Culture

Forget 'The Man from U.N.C.L.E,' Here Are 6 Unforgettable, Forgotten Spy Films from the Swinging '60s

The Man from U.N.C.L.E. came out this week. The story follows the adventures of two agents working for a super-secret international organization.

Spy-movie popularity has come and gone in Hollywood. Basically, there are two types of espionage films. One chronicles our angst.  The other family of spy movies feeds our craving for escapism. This new film honors the tradition of smug and sharp super-spies.

The original Man from U.N.C.L.E  television show was, of course, inspired by the successful James Bond film series.

Bond had more than his share of imitators. The most outrageous rip-off of all was the incomprehensible comedy version of Casino Royale (1967), but there were so many others. Here are six forgotten films worth remembering from the era when spying was all sex, tech, and cool.

#6. Our Man Flint (1966)  The first of a series of films starring James Coburn as master spy Derek Flint. He was America’s answer to Her Majesty’s Secret Service.

#5. The Silencers (1966)  Not to be outdone, the Americans also recruited Dean Martin to make four Matt Helm films starting with this spy-spoof. Being a successful spy was mostly a combination of cocktails and making out. In each movie, Helm is accompanied by a suitably beautiful babe (Stella Stevens, Sharon Tate, Ann-Margret, Elke Sommer, Janice Rule, and Tina Louise).

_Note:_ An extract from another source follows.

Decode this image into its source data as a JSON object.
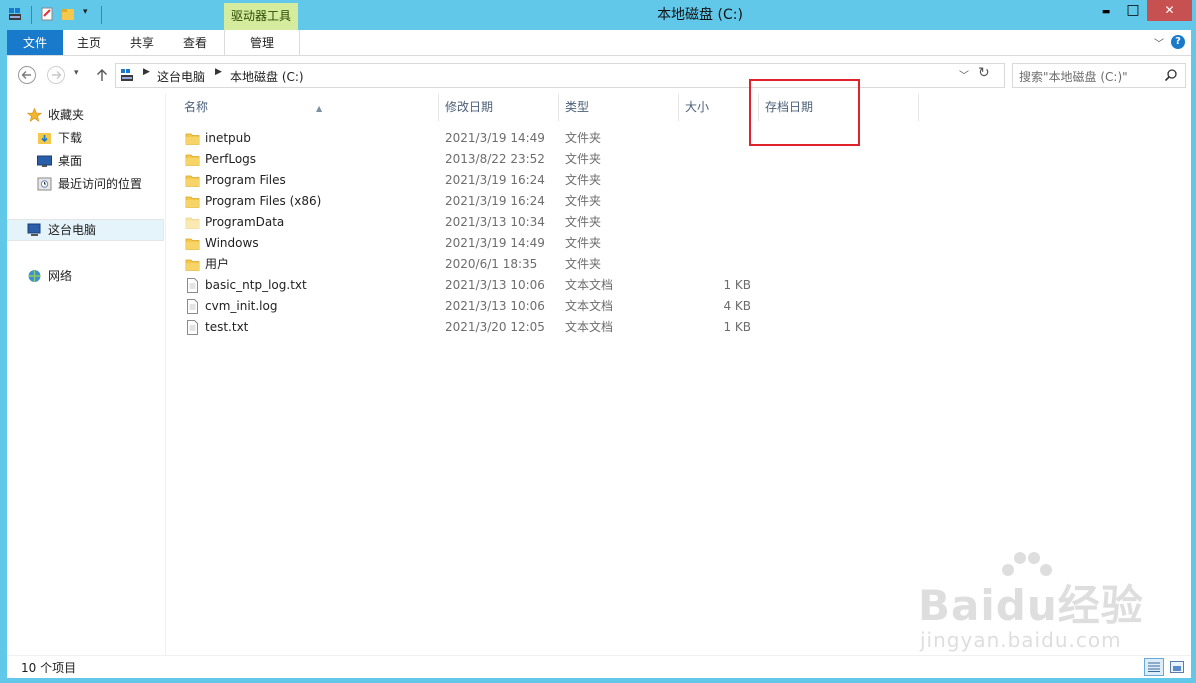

#4. Deadlier Than the Male (1967) Terrance Young (who had been the original choice to play James Bond) plays Hugh “Bulldog” Drummond, an international man of mystery who is recruited to solve a series of assassinations of prominent international businessmen. There was also a sequel, Some Girls Do. Drummond probably most resembles the model for the 1997 homage to the swinging-sixties spy movies, Austin Powers.

#3. Fantastic Argoman (1967) Well, its not really clear if Roger Browne as Argoman is a superhero or a super-spy, because he also has super powers including telepathy. Mostly he just takes out his adversaries by ordering them to “kill each other.” Produced in Italy and then dubbed into English, this effort to cash in on the craving for spy-movie mania is so horrendously bad it has to be seen to be appreciated. This could well be one of the worst films ever made. Not to be missed.

#2. What’s Up, Tiger Lily? (1966) Woody Allen takes out the soundtrack from a Japanese-made James Bond-type and delivers a hilarious film about tracking down a stolen egg-salad recipe.

#1. Modesty Blaise (1966) There are almost no women James Bond characters in the swinging sixties. Monica Vitti’s Modesty Blaise is a rare exception. Played for laughs, this is perhaps the sharpest and most satirical of the Bond parodies.